As expected, Intel's SSD 510 fully supports the ATA TRIM instruction. To gauge it's implementation I filled the 510 with data then ran a 4KB random write test (QD=32, 100% LBA space) for 20 minutes and measured performance using ATTO. I then TRIMed the entire drive by formatting it in Windows 7 and re-ran the ATTO test. The graphs below show clean, torture and and after TRIM performance.
First clean performance:
Next, after our torture session:
Once tortured the 510's performance drops as far down as 60MB/s for writes. A single TRIM pass restores performance to an almost-new state:
Worst case sequential performance isn't terrible, but worst case random write performance is pretty bad. Remember the ~50MB/s speeds from earlier? Those will drop down to ~5MB/s with an adequately fragmented drive. TRIM will recover performance but write amplification goes through the roof if you have a highly random workload. The 510 is suitable for desktop workloads, but anything more enterprise-like may be out of the question (at least not without significantly increasing the amount of spare area). I'm currently testing the 510 in a Mac to see how performance fares without TRIM over time.

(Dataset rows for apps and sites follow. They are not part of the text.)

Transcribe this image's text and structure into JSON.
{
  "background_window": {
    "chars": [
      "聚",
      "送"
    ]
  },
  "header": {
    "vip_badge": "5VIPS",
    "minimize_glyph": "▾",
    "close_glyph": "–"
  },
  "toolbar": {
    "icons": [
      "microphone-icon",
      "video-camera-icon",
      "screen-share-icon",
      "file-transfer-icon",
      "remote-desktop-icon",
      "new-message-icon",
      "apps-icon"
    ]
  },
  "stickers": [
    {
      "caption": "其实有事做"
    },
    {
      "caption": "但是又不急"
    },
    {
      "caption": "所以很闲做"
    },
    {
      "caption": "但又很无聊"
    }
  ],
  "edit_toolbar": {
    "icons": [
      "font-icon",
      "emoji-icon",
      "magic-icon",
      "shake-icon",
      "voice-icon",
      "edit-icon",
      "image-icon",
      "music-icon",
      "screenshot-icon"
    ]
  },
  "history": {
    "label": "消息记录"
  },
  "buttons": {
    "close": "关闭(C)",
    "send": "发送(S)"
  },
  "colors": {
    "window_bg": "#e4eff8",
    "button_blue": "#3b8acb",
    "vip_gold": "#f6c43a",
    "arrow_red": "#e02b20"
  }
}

The first time Intel told me it would be using a 3rd party controller in one of its upcoming SSDs I bit my tongue. Intel tried to justify the decision but all I heard in my head was that Intel was bowing out of the high end race, that Elmcrest was a copout. I have to admit I was wrong. I assumed that Elmcrest wouldn't be even remotely competitive. In reality, the Intel SSD 510 may not be the fastest SATA SSD we've ever tested, but it comes very close. Overall performance is within striking distance of the Vertex 3 and depending on the test, performance can actually be a little higher than the clever competitor. Note that I've only tested the 250GB drive. Intel's 120GB SSD 510 should be measurably slower.
The 510 is most interesting over a 6Gbps interface. Connected to a 3Gbps interface the drive is quick, but fails to distance itself from the high end drives of last year. This is the same conclusion I came to when I previewed the Vertex 3. These next-generation SSDs not only use 6Gbps SATA, they really need it.
My biggest complaints about the 510 actually aren't about Intel's use of a 3rd party controller, instead they are about the drive's lackluster random read performance. In a horrible bout of irony Intel fixed its sequential performance and moved backwards in the random department. Random read performance, as it turns out, has a pretty major impact in the real world.
Random write performance is also pretty low by today's standards, however the impact on most of our real world performance tests is minimal. It looks like we may have hit the upper limit of what we need from 4KB random write performance (at least given current workloads).
Sequential performance is easily competitive with the Vertex 3, and when presented with incompressible data the Intel SSD 510 is easily faster.
Overall OCZ's Vertex 3 is faster, however the margin of victory isn't always significant. Intel would argue that its drive is better tested and less likely to fail. Whether this is true remains to be seen, but history does count for something.
As always, it'll be months before we have a good idea of compatibility, reliability and any long term issues. In typical AnandTech fashion I've already deployed the Intel SSD 510 in a primary use system. The big advantage Intel has today is that its drive is currently available and it seems to work. The performance is good and close enough to the Vertex 3 that if the drive does end up being more reliable Intel could have a winner on its hands.
At the same time, OCZ has been investing tremendously in improving manufacturing quality and validation testing. If the Vertex 3 can launch without any major firmware bugs, reliability or manufacturing issues, Intel's SSD 510 may not have a leg to stand on.
Then we have the other Marvell based designs from Corsair and Crucial/Micron. The 2011 SSD market is just starting to heat up...